→ **Assignment**: Look through the data below. Show each line where the string "username" occurs.

→ **Records for this task**:
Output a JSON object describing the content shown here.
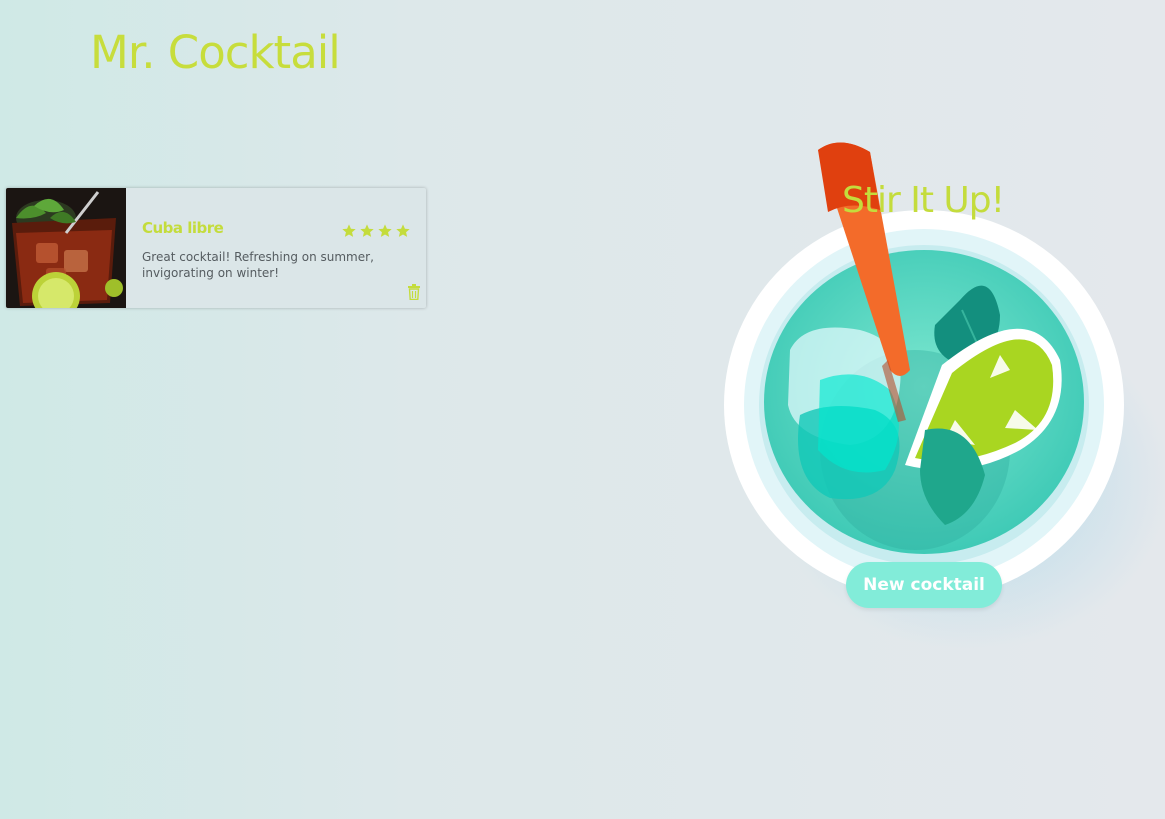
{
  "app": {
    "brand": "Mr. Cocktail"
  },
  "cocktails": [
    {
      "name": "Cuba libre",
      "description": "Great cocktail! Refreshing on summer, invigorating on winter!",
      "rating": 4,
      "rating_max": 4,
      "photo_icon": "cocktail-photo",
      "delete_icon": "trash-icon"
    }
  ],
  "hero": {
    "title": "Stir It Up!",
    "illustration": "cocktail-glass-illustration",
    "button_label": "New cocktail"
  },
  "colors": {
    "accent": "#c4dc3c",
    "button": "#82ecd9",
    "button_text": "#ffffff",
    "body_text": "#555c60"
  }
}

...

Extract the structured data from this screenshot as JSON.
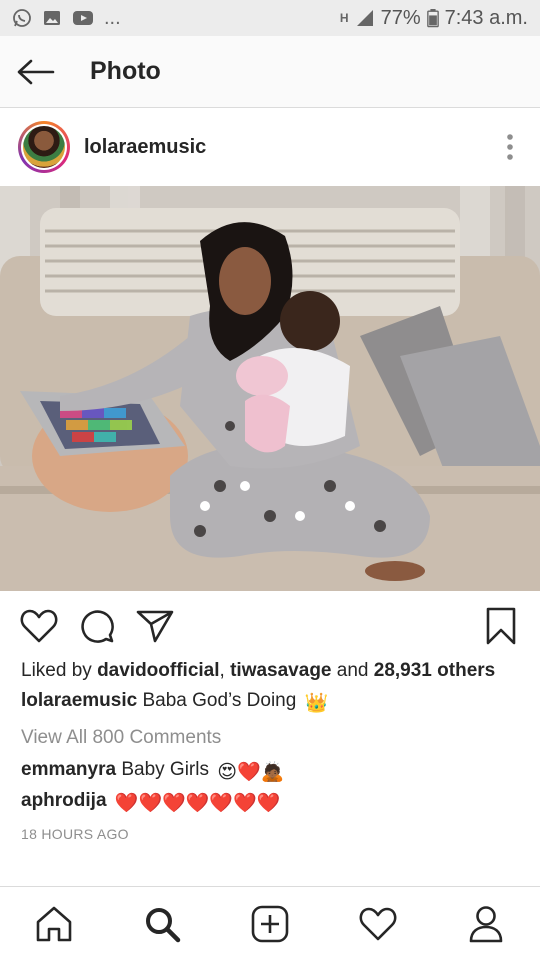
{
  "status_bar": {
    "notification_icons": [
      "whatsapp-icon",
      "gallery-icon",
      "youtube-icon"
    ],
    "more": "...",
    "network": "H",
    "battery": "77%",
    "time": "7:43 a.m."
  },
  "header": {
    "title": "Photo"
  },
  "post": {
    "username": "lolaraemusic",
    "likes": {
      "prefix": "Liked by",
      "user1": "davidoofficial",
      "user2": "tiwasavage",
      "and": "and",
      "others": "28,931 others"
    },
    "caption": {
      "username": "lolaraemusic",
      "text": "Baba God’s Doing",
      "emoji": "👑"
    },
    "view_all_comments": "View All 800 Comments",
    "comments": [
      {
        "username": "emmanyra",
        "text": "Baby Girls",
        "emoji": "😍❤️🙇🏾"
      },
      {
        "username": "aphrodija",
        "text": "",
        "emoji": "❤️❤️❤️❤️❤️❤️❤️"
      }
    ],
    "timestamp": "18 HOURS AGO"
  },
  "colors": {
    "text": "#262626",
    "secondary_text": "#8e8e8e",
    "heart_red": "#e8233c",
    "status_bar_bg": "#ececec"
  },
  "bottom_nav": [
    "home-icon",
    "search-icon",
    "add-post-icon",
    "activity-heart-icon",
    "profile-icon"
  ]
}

→ **Exercise answer**:
    "username": "lolaraemusic",
      "username": "lolaraemusic",
        "username": "emmanyra",
        "username": "aphrodija",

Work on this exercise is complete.